Seasons of mists and mellow fruitfulness... and marathons.
Autumn is the ultimate gift to new and experienced runners, and the absolutely perfect season for a cheeky 26 mile canter in the countryside.
This time last year, I headed up to Loch Ness to run a chilly 10K in and around Inverness. Having schlepped up there fresh from a race in the Caribbean, I wasn’t too keen to freeze my chapped nipples off in the highlands. But boy, were my misgivings mistaken.
Whether you’re thinking about an autumn race, wanting to maintain your summer fitness or are looking to take up running for the first time, here are just a few reasons why autumn is your best friend:
1. It’s cooler
After a positively tropical summer, there’s a crispy chill in the air that is most welcome after a few miles. That means you can reasonably jog to brunch without drowning in your own sweat at the table and grossing out all your pals.
2. There’s still plenty of light
The nights might be getting longer but it’s still bright until about 7.30pm and sun’s up by 6.30am - meaning that commuter runners have plenty of time to get to and from the office without having to don the hi-vis. Start getting into running now while you have that light and you’ll find it easier to adjust as the days continue to shorten.
3. There are fewer runners around
While there are plenty of autumn and winter events (Berlin Marathon is 29 Sept, Loch Ness marathon is 6 Oct, Amsterdam is 20 Oct), the big UK races are over for the year.
That means that much of the running traffic has died down or is going to be restricted to Parkrun enthusiasts on Saturday mornings.
If you’re a beginner who doesn’t fancy being overtaken at every turn, now’s your chance to get out there and take ownership of those footpaths!
4. Less chafing
There’s nothing worse than the slow, deep burn of a running bra chafe. Runderwear specialises in incredible chafe-free running gear - from bras to pants and socks, so it’s worth investing in a couple of outfits that you can wear the year through.

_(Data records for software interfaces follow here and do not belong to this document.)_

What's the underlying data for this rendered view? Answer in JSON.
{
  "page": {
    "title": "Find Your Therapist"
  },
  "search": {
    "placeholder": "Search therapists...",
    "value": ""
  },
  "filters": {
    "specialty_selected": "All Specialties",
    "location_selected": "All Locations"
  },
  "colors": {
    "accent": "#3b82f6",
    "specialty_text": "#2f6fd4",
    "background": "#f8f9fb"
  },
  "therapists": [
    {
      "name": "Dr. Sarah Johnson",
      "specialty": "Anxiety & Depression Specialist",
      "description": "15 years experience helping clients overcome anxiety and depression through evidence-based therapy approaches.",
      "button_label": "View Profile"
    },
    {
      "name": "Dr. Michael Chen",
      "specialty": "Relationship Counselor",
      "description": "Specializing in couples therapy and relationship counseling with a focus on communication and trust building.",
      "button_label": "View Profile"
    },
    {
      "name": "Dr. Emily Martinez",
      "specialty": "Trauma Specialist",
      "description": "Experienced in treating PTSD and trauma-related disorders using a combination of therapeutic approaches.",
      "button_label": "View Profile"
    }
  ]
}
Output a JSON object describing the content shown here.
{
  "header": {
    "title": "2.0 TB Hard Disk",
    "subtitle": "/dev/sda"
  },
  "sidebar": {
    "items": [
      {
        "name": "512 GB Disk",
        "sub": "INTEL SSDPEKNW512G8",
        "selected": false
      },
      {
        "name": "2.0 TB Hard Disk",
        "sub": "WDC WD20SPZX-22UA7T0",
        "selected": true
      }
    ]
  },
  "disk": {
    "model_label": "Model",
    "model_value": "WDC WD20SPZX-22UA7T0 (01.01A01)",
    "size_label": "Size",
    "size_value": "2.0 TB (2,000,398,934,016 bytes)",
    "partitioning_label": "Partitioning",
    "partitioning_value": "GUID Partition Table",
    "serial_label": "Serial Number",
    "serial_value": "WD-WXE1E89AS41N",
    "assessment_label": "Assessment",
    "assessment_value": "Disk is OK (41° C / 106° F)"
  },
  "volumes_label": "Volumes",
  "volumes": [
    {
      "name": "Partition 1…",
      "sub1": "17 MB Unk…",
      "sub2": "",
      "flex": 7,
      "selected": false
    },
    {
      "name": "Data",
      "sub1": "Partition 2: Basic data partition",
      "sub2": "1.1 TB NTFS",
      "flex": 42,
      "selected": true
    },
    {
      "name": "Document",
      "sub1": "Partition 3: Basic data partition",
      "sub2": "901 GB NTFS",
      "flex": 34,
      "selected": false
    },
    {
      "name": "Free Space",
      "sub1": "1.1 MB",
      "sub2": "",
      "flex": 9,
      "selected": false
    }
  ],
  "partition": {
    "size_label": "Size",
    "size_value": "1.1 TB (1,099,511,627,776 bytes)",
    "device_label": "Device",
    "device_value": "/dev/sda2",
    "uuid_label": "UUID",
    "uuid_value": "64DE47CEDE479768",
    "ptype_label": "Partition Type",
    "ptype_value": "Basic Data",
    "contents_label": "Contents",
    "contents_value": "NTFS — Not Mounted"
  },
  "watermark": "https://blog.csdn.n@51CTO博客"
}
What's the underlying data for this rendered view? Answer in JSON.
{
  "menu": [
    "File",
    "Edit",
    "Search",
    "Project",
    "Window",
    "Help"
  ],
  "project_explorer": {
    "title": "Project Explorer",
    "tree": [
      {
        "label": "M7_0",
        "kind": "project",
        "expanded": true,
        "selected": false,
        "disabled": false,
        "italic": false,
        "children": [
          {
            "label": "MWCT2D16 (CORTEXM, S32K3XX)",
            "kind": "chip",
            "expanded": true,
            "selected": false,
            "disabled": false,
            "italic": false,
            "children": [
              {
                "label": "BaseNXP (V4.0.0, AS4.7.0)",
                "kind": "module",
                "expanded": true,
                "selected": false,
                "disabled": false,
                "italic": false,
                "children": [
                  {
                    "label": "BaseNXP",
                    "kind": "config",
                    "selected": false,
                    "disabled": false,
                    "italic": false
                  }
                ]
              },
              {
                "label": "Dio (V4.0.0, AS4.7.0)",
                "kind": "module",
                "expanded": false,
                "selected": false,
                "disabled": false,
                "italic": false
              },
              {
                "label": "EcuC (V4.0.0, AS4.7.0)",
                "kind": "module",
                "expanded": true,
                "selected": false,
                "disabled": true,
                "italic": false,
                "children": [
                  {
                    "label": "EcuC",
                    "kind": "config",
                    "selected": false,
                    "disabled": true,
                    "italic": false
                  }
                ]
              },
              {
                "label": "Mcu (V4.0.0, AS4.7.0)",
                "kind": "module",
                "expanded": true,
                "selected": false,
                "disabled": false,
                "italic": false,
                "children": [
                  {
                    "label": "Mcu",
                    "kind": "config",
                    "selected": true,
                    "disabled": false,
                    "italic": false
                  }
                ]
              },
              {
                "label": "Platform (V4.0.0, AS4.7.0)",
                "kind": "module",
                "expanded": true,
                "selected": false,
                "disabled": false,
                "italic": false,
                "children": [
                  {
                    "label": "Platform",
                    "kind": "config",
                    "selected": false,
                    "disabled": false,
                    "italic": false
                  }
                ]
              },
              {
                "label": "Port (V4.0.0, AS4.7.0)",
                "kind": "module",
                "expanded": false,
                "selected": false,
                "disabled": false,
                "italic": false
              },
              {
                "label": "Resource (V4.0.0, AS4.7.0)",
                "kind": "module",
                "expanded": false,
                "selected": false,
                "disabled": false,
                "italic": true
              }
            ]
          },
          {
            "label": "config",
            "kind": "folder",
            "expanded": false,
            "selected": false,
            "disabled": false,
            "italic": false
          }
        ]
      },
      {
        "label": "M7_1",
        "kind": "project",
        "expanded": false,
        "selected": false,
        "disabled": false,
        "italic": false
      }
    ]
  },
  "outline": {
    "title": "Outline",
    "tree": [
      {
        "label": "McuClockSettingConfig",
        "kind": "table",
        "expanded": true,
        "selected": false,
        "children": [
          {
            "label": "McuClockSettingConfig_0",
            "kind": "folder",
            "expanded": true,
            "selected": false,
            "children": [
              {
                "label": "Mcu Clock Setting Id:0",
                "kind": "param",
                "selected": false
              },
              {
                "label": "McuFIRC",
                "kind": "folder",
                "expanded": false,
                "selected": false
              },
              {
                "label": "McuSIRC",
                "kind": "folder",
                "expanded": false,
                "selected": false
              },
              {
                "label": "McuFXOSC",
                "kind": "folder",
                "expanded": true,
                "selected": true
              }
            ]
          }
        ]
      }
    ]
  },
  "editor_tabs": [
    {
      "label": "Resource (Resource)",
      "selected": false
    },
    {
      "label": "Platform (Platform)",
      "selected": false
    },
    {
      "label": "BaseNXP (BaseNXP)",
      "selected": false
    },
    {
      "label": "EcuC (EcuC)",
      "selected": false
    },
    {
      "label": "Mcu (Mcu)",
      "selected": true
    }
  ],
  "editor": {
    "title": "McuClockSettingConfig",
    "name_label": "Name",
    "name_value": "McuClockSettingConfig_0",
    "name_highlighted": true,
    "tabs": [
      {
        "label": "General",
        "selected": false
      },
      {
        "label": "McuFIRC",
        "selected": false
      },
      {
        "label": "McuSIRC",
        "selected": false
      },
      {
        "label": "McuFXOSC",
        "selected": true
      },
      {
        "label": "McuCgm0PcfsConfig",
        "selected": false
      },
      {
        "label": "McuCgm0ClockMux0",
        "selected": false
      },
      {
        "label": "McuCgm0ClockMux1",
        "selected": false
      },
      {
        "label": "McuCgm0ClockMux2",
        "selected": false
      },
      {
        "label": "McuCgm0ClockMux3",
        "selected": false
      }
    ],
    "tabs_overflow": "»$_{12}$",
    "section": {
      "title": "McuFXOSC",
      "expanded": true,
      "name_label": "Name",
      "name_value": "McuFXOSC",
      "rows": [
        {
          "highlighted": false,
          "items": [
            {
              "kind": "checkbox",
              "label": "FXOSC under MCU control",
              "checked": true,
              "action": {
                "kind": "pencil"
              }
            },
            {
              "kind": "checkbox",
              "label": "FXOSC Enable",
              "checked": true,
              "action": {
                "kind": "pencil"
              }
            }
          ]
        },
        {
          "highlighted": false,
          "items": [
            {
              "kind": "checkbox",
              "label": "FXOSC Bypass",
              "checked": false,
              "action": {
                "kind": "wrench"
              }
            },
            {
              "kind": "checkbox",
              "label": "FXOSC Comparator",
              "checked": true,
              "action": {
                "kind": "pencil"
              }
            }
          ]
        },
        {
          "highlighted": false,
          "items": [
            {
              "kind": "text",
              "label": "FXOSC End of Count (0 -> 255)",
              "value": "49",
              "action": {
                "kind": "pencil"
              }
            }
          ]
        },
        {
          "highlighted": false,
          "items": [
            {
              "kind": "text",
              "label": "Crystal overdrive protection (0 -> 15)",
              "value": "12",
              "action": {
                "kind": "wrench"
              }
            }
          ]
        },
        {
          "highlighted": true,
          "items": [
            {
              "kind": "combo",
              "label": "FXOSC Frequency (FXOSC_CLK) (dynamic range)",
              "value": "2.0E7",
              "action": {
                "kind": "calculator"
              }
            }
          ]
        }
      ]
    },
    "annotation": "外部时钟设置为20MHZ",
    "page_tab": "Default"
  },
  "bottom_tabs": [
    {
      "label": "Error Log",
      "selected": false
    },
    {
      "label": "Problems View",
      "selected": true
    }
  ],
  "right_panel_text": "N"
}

But it’s a fact that as you sweat less, you chafe less. So, couple your Runderwear gear with a lovely autumnal breeze and you’re almost guaranteed to be left unscathed.
5. You delay the inevitable three-month party season
Running is many things to many people. For some, it’s a meditation, for others, it’s a social thing. But for many of us, there is an element of maintaining a basic level of health and fitness.
Once summer is over, there’s a brief hiatus before the winter party season kicks off - starting with Halloween and ending with the Epiphany. Stick to a regular running regime and you’ll find that you might be less tempted to start your six-nights-a-week party habit until advent is under way.
6. It’s the perfect excuse for a staycation
You can’t afford to go abroad thanks to your extravagant summer and you don’t have the holiday days to do anything extravagant - so why not book in a UK-based race weekend?
The Loch Ness running festival offers 5K, 10K and full marathon options. The 10K race makes up the last leg of the full marathon, and is essentially an exquisite tour around the country roads that lead into the city - taking in forest glades, mountain views and a gushing loch. And, more importantly, it’s all downhill meaning that even after an evening sampling Inverness’ finest Scotch offerings, you’ll still manage to trot to the finish line in good time.
Then you’ve got The Great East Run (22 Sept), The Color Run London (28 Sept), Oxford, Manchester and Royal Parks Half Marathons (13 Oct), and a tonne of MoRunning events around the country in November in aid of Movember.
So why not book yourself onto a race and spend the rest of the weekend exploring a new town or city?
It’s easy to feel that post-summertime sadness once you’re back to work and the Aperol has stopped flowing but trust me, keep running and it’ll be Christmas party season before you know it